By Eric Heinz
Hundreds gathered at The Reserve, a subdivision in San Clemente, on Sept. 9 to promote the Coalition to Save San Clemente’s campaign to block any toll roads from being built through the city.
The Transportation Corridor Agencies (TCA) have proposed various ways to alleviate traffic by constructing toll roads. The TCA contends traffic will become a major problem for South Orange County within a few decades.
Mayor Kathy Ward said she recently went on a trek with TCA officials who explained some of the alignments and where they could potentially be built, some of which she said are planned in places that could be more detrimental to the city than originally thought. The TCA is looking to complete a supplemental environmental impact report by the end of the year and a draft environmental impact report in early 2018 for the proposals.
Mayor Kathy Ward speaks to the audience of about 400 people on Sept. 9 at The Reserve during a community gathering and concert to raise funds for the Coalition to Save San Clemente and to bring awareness of toll road issues in the area.

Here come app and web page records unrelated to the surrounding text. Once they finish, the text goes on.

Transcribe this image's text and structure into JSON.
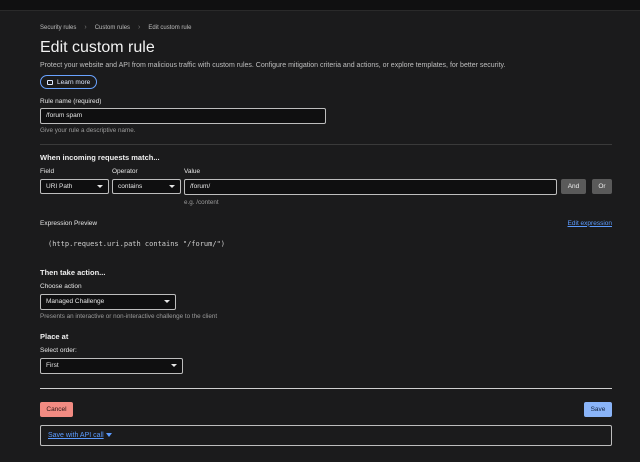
{
  "breadcrumb": [
    "Security rules",
    "Custom rules",
    "Edit custom rule"
  ],
  "page": {
    "title": "Edit custom rule",
    "subtitle": "Protect your website and API from malicious traffic with custom rules. Configure mitigation criteria and actions, or explore templates, for better security.",
    "learn_more": "Learn more"
  },
  "rule_name": {
    "label": "Rule name (required)",
    "value": "/forum spam",
    "help": "Give your rule a descriptive name."
  },
  "match": {
    "heading": "When incoming requests match...",
    "field_label": "Field",
    "field_value": "URI Path",
    "operator_label": "Operator",
    "operator_value": "contains",
    "value_label": "Value",
    "value_value": "/forum/",
    "value_example": "e.g. /content",
    "and_label": "And",
    "or_label": "Or"
  },
  "expression": {
    "label": "Expression Preview",
    "edit_link": "Edit expression",
    "code": "(http.request.uri.path contains \"/forum/\")"
  },
  "action": {
    "heading": "Then take action...",
    "choose_label": "Choose action",
    "value": "Managed Challenge",
    "help": "Presents an interactive or non-interactive challenge to the client"
  },
  "place": {
    "heading": "Place at",
    "select_label": "Select order:",
    "value": "First"
  },
  "footer": {
    "cancel": "Cancel",
    "save": "Save",
    "save_api": "Save with API call"
  },
  "colors": {
    "accent": "#6aa3ff",
    "cancel_bg": "#f28b82",
    "save_bg": "#8ab4f8",
    "link": "#5b9bff"
  }
}
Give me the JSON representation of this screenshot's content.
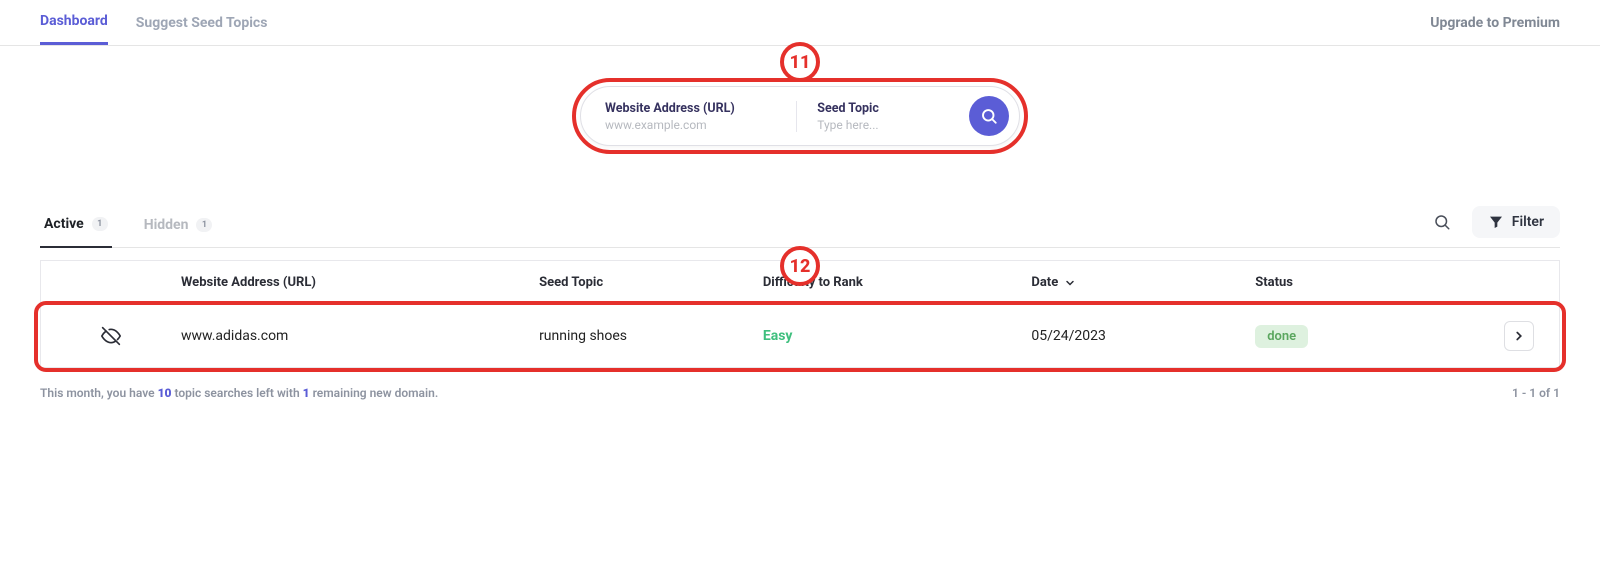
{
  "nav": {
    "dashboard": "Dashboard",
    "suggest": "Suggest Seed Topics",
    "premium": "Upgrade to Premium"
  },
  "annotations": {
    "search": "11",
    "row": "12"
  },
  "search": {
    "url_label": "Website Address (URL)",
    "url_placeholder": "www.example.com",
    "seed_label": "Seed Topic",
    "seed_placeholder": "Type here..."
  },
  "tabs": {
    "active_label": "Active",
    "active_count": "1",
    "hidden_label": "Hidden",
    "hidden_count": "1"
  },
  "actions": {
    "filter": "Filter"
  },
  "columns": {
    "url": "Website Address (URL)",
    "seed": "Seed Topic",
    "difficulty": "Difficulty to Rank",
    "date": "Date",
    "status": "Status"
  },
  "rows": [
    {
      "url": "www.adidas.com",
      "seed": "running shoes",
      "difficulty": "Easy",
      "date": "05/24/2023",
      "status": "done"
    }
  ],
  "footer": {
    "pre1": "This month, you have ",
    "searches": "10",
    "mid1": " topic searches left with ",
    "domains": "1",
    "post1": " remaining new domain.",
    "pagination": "1 - 1 of 1"
  }
}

Photo: Eric Heinz
Musical performances were provided during a Sept. 9 gathering at The Reserve subdivision to raise funds for the Coalition to Save San Clemente and bring awareness of the toll roads issues facing the area. Photo: Eric Heinz
Roger Bütow, the executive director of the environmental organization Clean Water Now, said he and his organization are offering their services to the Coalition. Bütow said he intends to comment on the environmental reports when they become available.
“We’re trying to refine the structure (of the Coalition), and what we’re hoping is to make things work more efficiently because we have expertise in these fields,” Bütow said during the Sept. 9 gathering. “Part of what we want to bring to the table…are our in-house skills and abilities we want to bring to this effort.”
Mark McGuire, who is working with the Coalition, presented documents that state the toll roads were supposed to be paid for and made free to access in an initial agreement, but now the TCA has planned to keep the roads tolled through 2050 or 2053, depending on the road.
Two lawsuits are currently challenging the legitimacy of a settlement agreement forged between the TCA and various environmental groups under the Save San Onofre Coalition (SSOC) that designates an avoidance area to the south of the city, as well as promises $28 million to environmental efforts, which will be used at the discretion of the powers linked to the agreement.
SSOC members have taken exception to the city’s and The Reserve’s lawsuits against the settlement agreement, alleging that it would undo the protections set forth by the agreement, which took about 15 years to complete.
“We’d like to see the city drop the litigation; why would the city want to (undo the settlement agreement)?” said Dan Silver, the executive director of Endangered Habitats League. “The only purpose of the litigation is to eliminate the protection of the avoidance area. If their suit or (The Reserve’s) lawsuit are successful, then these important lands would be open to this green alignment option (through environmental areas).”
Dan Bane, the lead attorney for The Reserve’s lawsuit, said the city and The Reserve’s lawsuits are being presided over the same judge. A hearing for the lawsuits has not yet been set.
“I still feel that designating the avoidance area is something that violated the Brown Act because it required a public hearing,” Bane said, who has argued that action was not made public.
In the meantime, it’s still unknown what effects the widening of the I-5 Pico corridor will have on traffic in the area. That project is likely to be completed in spring of 2018.
According to Coalition co-leader Eva O’Keefe, the event raised about $10,000 for the Coalition’s efforts, and about 400 people attended the event.